In esl, foreign-speaking students take regular instruction for most of the day, but part of the day is also spent on extra instruction in mastering English.
The structured immersion approach involves getting instruction in English, but it is not a “sink or swim” method: the teachers are bilingual and will respond, in English, to native-tongue questions. The curriculum is structured so that no prior knowledge of English is assumed when the subject areas are taught.
The new studies also found that some children spoke English better than their native tongue or had trouble with both languages, and that poverty and other factors may contribute to poor school performance as much as the language barrier.
Thus, the summary report says, “Federal policy for language-minority students has been based on erroneous assumptions….Overlooking such factors as poverty or the child’s own language proficiency has narrowed the range of strategies considered by federal policy-makers to address the needs of language-minority students.”
The report notes, “If students are as limited in their native language as they are in English, the value of teaching them in two languages could be challenged. If children’s educational needs are poverty-based, language programs may be only partial solutions.”

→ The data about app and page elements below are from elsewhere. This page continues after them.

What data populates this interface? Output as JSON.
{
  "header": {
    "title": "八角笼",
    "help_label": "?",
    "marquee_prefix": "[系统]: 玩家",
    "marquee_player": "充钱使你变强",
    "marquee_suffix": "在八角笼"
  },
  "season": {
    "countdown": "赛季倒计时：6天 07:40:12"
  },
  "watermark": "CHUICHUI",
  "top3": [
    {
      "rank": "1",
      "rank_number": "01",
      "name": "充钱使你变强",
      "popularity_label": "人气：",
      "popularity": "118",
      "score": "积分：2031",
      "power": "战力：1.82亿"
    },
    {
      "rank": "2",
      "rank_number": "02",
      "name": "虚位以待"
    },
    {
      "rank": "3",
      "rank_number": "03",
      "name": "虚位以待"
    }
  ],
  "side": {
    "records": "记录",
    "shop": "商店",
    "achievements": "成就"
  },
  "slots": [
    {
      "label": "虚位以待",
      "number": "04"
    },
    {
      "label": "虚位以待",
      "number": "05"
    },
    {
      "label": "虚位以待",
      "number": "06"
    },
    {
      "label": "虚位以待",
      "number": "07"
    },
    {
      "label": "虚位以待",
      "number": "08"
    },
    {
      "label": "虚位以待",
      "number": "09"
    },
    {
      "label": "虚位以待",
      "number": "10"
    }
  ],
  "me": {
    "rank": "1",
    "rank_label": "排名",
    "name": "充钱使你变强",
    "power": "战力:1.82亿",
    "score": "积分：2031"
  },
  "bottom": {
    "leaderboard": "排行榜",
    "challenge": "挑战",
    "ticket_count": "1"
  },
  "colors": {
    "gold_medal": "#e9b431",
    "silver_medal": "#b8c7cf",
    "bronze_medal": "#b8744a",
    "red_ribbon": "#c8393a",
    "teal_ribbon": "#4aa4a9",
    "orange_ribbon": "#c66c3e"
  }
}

One result of such assumptions, which the report views as mistaken, is that the federal focus on bilingual education programs under Title VII may have inadvertently denied language-minority students the benefits of Title I of the Elementary and Secondary Education Act, the report says. Strategies for the disadvantaged might have been developed under that program that could have better suited their needs, according to the report.
Moreover, the studies found that earlier Department of Education statistics overestimated by two-thirds the number of children in need of bilingual education services. By excluding children not enrolled in school or who use English, the current estimate of 3.6 million in need of bilingual education shrinks to one million or 1.5 million, one of the studies said.
The studies strongly attack the evidence currently used to support bilingual education, and offer new evidence of their own.
One paper commissioned for the project reviewed over 300 reports, but found only 25 studies that met “minimum methodological standards” in examining transitional bilingual education programs for effectiveness.
Of those 25 studies, only 11 reported any positive effects of tbe in comparison with other approaches, according to the research paper. But the few studies of “structured immersion” uniformly showed positive program effects, the paper found.
Qualified Teachers Scarce
The new studies also assert that there is a shortage of 13,000 qualified bilingual teachers, and that the annual cost of bilingual education for 1.2 million children could be as high as $840 million. There is also a lack of adequate tests to determine accurately the student’s native-language proficiency, the studies say.
In a prepared statement released last week, Gary L. Jones, deputy undersecretary of education for planning and budget–and the acting head of the departmental office which produced the new studies–said that the drafts do not reflect the opinion of the Education Department. “The issue at question,” he added, “is between the Office of Bilingual Education on the one hand and the Office of Planning and Evaluation on the other.”
Mr. Jones is personally familiar with the issue. While he was serving on the Fairfax County, Va., school board (a position he still holds), the board successfully challenged a Department of Education suit to require the use of transitional bilingual education programs in the county schools. Last December, they won the right to use the English-as-second language approach instead.
Project director for the Education Department’s draft studies was Alan L. Ginsberg of the department’s Office of Planning, Budget, and Evaluation.